The input:
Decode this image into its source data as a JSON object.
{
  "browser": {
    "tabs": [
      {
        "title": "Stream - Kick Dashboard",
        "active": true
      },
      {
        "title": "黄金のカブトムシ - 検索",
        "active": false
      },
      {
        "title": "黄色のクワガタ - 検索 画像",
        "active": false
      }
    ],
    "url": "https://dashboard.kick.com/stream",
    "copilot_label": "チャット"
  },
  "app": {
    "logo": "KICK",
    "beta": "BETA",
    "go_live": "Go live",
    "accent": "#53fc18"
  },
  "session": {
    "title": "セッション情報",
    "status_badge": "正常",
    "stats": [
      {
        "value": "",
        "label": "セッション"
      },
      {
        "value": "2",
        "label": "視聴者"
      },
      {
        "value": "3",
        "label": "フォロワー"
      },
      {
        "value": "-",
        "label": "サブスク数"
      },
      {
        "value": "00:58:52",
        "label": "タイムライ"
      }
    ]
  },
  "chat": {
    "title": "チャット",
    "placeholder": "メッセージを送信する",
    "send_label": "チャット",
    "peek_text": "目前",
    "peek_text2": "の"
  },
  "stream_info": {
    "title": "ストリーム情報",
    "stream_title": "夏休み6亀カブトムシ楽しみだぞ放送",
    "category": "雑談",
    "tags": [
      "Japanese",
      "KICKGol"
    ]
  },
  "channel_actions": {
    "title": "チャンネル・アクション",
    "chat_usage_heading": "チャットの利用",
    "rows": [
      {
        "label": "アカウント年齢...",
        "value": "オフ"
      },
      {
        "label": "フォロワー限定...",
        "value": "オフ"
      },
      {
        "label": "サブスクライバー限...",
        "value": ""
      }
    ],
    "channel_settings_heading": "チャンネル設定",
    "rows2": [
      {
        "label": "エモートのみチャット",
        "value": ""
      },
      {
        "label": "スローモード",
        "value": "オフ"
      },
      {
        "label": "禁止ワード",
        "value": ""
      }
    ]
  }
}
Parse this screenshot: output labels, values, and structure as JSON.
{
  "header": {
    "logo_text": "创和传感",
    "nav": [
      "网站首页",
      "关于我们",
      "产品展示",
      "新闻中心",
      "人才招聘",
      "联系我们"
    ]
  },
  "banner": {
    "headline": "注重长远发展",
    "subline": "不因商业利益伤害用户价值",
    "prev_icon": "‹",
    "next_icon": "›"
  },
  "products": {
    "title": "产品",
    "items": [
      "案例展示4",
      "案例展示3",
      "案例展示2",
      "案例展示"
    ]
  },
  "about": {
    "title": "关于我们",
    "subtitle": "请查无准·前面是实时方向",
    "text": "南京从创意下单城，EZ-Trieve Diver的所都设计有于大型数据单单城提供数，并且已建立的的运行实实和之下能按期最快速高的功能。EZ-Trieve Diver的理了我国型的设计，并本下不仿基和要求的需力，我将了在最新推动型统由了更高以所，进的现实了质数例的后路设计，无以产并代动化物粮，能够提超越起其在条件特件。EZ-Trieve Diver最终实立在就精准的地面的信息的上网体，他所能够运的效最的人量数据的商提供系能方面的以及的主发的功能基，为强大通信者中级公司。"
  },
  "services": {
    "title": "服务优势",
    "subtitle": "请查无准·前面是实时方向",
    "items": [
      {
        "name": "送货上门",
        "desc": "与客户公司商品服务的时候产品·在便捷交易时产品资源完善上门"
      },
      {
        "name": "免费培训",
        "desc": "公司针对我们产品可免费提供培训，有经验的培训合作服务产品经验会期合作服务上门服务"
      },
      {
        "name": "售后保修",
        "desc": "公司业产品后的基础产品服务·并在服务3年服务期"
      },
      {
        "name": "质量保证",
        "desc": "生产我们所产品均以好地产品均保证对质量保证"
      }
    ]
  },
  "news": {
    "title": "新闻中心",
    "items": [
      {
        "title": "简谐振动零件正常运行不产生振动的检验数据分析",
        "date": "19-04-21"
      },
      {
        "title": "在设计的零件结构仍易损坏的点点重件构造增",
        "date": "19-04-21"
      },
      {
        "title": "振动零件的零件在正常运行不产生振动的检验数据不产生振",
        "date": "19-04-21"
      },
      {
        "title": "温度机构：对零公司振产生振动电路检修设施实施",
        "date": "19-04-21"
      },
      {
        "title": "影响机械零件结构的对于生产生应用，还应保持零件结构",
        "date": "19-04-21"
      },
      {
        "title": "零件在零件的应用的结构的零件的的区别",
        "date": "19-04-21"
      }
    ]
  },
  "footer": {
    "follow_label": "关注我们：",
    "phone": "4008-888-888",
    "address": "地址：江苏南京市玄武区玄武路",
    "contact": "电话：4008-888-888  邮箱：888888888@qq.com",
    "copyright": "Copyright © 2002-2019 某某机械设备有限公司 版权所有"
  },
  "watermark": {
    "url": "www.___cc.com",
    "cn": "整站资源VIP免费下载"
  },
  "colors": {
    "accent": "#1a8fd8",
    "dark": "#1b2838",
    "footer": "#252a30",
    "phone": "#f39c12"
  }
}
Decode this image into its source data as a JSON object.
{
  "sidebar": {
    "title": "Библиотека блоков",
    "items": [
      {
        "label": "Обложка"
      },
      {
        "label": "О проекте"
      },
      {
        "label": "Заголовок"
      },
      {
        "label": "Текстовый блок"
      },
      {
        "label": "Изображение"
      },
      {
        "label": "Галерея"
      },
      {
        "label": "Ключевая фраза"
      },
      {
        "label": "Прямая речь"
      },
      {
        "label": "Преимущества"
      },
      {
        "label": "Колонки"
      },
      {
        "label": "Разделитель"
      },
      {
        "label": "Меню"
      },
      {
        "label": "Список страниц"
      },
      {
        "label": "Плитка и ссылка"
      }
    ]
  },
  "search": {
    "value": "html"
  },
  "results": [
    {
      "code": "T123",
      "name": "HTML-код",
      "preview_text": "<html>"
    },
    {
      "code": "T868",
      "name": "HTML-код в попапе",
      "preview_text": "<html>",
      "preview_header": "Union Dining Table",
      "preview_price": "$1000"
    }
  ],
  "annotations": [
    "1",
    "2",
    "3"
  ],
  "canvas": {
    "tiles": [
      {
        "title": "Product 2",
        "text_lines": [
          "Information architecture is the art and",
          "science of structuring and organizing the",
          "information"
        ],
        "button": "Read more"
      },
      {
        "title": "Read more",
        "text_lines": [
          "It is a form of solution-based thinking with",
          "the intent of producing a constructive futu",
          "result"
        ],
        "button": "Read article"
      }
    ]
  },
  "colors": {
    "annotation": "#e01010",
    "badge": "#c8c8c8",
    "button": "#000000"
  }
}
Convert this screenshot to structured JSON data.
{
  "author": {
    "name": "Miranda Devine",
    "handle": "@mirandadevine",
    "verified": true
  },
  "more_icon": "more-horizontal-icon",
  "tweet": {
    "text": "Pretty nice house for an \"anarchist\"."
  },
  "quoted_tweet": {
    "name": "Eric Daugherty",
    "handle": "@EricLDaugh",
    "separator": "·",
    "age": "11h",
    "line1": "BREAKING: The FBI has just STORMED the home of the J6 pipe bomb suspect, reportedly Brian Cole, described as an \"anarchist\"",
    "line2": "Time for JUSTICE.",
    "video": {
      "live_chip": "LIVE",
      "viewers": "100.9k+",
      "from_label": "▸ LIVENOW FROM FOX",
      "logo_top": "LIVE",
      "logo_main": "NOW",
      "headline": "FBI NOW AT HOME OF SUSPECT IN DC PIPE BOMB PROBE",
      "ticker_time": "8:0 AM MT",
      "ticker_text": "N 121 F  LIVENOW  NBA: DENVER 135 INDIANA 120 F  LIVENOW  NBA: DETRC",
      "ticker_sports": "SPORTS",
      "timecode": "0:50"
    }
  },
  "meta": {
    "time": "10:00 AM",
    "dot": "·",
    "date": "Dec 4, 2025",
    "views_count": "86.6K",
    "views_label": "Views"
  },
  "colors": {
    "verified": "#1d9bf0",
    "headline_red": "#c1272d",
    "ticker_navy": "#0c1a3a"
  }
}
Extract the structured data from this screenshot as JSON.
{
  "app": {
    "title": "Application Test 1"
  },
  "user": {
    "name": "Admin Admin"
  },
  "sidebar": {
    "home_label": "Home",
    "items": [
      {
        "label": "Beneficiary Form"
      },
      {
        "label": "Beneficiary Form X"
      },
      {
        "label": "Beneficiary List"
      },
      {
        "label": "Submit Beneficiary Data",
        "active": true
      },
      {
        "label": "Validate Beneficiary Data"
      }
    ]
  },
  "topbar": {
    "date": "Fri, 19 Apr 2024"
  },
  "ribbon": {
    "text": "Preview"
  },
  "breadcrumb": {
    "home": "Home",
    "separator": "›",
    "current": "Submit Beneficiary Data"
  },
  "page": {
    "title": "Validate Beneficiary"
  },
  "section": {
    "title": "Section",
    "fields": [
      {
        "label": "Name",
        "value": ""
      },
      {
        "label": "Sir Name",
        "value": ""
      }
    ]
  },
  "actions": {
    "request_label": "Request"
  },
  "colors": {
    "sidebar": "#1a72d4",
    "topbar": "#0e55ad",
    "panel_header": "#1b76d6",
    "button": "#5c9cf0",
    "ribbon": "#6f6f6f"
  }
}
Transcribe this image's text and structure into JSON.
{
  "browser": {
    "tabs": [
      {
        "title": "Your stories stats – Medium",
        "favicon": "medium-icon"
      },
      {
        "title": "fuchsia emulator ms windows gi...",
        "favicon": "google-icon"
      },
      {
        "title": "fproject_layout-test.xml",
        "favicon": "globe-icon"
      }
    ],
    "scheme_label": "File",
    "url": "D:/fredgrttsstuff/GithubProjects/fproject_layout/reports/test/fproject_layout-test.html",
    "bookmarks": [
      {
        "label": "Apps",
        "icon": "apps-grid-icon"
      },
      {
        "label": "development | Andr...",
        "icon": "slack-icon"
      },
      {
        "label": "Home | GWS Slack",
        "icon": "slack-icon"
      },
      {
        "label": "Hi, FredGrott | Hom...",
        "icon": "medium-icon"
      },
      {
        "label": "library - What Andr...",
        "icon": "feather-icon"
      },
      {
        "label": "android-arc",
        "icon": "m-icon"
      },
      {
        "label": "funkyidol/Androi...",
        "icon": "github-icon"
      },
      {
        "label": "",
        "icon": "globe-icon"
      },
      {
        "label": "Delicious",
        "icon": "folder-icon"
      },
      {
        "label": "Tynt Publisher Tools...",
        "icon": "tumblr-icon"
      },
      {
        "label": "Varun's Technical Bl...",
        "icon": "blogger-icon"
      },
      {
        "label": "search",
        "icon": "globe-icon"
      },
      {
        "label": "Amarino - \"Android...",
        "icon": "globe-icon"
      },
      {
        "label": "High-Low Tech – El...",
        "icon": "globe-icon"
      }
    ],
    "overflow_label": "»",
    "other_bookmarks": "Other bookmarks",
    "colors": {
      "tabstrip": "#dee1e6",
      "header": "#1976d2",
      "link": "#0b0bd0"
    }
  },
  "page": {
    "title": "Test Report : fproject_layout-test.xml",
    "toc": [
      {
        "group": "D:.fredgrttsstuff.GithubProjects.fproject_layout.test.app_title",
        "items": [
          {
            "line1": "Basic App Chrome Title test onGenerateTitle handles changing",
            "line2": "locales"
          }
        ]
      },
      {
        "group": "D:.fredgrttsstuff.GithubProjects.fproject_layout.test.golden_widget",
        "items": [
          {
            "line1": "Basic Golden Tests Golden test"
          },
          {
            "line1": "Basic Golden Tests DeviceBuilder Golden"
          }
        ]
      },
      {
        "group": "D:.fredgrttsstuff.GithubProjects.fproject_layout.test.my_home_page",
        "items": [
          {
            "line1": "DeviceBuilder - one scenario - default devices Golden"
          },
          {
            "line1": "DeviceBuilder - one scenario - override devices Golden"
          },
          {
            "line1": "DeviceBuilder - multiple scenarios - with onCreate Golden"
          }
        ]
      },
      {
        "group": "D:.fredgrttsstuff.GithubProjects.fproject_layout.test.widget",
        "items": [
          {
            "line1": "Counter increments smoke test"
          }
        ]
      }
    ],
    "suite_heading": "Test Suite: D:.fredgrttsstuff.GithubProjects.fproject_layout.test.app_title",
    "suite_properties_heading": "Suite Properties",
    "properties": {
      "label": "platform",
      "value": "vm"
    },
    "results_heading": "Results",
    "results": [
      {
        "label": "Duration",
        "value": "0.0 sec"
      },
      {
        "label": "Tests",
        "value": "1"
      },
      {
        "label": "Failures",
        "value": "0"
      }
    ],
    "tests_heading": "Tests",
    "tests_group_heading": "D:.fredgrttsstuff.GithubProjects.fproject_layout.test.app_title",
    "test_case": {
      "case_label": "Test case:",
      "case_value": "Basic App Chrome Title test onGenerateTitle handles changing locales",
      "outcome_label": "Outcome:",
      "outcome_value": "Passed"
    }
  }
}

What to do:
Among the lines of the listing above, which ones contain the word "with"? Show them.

Result:
          "It is a form of solution-based thinking with",
            "line1": "DeviceBuilder - multiple scenarios - with onCreate Golden"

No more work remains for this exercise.